Untapped Potential

Michigan looks to sweeten its maple syrup output.


It's the sappiest story of the year. March in Michigan means maple syrup. It's usually the perfect time of the year to harvest the sap that eventually becomes the stuff pancakes dream of. If day temps are too high, sap rises to the top of trees and can't be tapped. If it's too cold, sap won't flow at all. Oh yeah, the nights need to be cold. If the weather isn't freezing at night, sap won't run at all.

Although Michigan ranks fifth in maple syrup production in the United States, advocates are looking to sweeten its position as a global player.

According to the Michigan Maple Syrup Association, only about 1 percent of the state's maple forest resource is used in maple syrup production. So even though there are an estimated 500 commercial producers in the state, there is plenty of room for growth.

Another organization— the Commercial Maple Syrup Producers of Michigan — recently received a $10,000 grant from the state through its Strategic Growth Initiative to study the industry's potential. And Gov. Rick Snyder has pledged money to battle  a beetle that's destroying hardwoods in other states.

Here's a quick primer. Sap is collected from a sugar bush, an area of maple trees — Norway maple, hedge maple, black maple — and, the most popular by far, sugar maple. Once sap is harvested, it must be filtered and processed within a day or two. After that it sours and can't be made into syrup.

Collected sap is boiled down, fast and hard, until it becomes syrup. Since sap is 97 percent water, it takes a lot  — about 40 gallons — to make 1 gallon of pure maple syrup.

The quicker you boil the sap, the higher the quality of syrup. The first sap, from the beginning of the season, is considered best and labeled Grade A or Fancy. It's usually a light amber in color.

For more about Michigan maple syrup and the festivals and festivities surrounding the harvest, visit the MMSA's website at mi-maplesyrup.com.

You may even get to meet the 2014 Maple Queen.

Edit Module
Edit Module Edit ModuleShow Tags

Archive »Related Content

Clear Choices
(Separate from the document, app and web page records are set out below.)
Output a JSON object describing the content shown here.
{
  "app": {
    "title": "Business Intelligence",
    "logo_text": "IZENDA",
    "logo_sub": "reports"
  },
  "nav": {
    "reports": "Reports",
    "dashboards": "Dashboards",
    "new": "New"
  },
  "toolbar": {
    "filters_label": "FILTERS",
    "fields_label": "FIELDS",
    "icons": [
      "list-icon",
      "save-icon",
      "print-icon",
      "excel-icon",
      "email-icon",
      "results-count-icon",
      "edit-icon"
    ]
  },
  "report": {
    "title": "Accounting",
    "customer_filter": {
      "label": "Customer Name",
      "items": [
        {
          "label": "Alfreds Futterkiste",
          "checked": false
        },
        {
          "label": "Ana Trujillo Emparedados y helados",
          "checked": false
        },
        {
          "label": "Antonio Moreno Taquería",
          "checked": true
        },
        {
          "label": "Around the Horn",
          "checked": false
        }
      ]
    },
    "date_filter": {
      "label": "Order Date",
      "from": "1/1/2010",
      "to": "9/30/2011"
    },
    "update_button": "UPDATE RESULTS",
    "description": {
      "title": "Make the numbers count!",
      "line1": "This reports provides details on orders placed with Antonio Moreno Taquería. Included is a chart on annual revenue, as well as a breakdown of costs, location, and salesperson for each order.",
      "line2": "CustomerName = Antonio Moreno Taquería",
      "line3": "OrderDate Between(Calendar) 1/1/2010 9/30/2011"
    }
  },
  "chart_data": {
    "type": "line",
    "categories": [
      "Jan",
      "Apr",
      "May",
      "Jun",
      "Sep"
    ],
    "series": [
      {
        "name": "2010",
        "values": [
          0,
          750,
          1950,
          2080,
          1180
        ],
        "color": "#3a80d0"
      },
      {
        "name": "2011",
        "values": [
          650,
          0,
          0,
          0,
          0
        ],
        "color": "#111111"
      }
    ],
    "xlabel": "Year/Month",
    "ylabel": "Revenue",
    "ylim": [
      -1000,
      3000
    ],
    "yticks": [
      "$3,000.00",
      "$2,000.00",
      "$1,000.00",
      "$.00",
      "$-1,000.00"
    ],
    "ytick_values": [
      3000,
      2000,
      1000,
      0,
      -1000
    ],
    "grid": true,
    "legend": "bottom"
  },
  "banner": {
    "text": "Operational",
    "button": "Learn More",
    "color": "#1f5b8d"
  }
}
Glass half empty or ...? Who cares? It’s the shape that matters

Oma Rules!

Since 1904, Jacoby's has been dishing out German comfort food to rival Grandma's

Drink Recipe: Improved Rattlesnake

Hot Spot: October 2015

Kind of a Big Deal

Dine Drink Detroit to showcase 25 restaurants each offering their finest food and drink combos for $15
Edit Module
Edit ModuleShow Tags

Most Popular

  1. Top Docs List 2015
  2. Life in the Cadaver Lab
    For future doctors, Wayne State University’s body bequest program isn’t all about death —...
  3. Hungry Like the Wolf
    Spanish-inspired tapas restaurant brings delightfully flavored fare to Northville
  4. Running for Her Life
    Founder of Rock CF nonprofit fights back against genetic lung disease

  5. From a Dark Place
    After losing his sight, an artist’s journey to reinvent his life is a lesson in overcoming...
  6. Erasing the Past
    In southwest Detroit, a tattoo removal program helps former gang members leave stigma behind
  7. Life-Changing Decisions
    The list containing the winners and the accompanying medical stories featured in the 2015 Top...
  8. Extremely Personal Choices
    More women opt for a double mastectomy, but does it really prevent anything?
  9. Having ‘The Conversation’
    End-of-life-care issues are becoming part of the national dialogue
  10. Oma Rules!
    Since 1904, Jacoby's has been dishing out German comfort food to rival Grandma's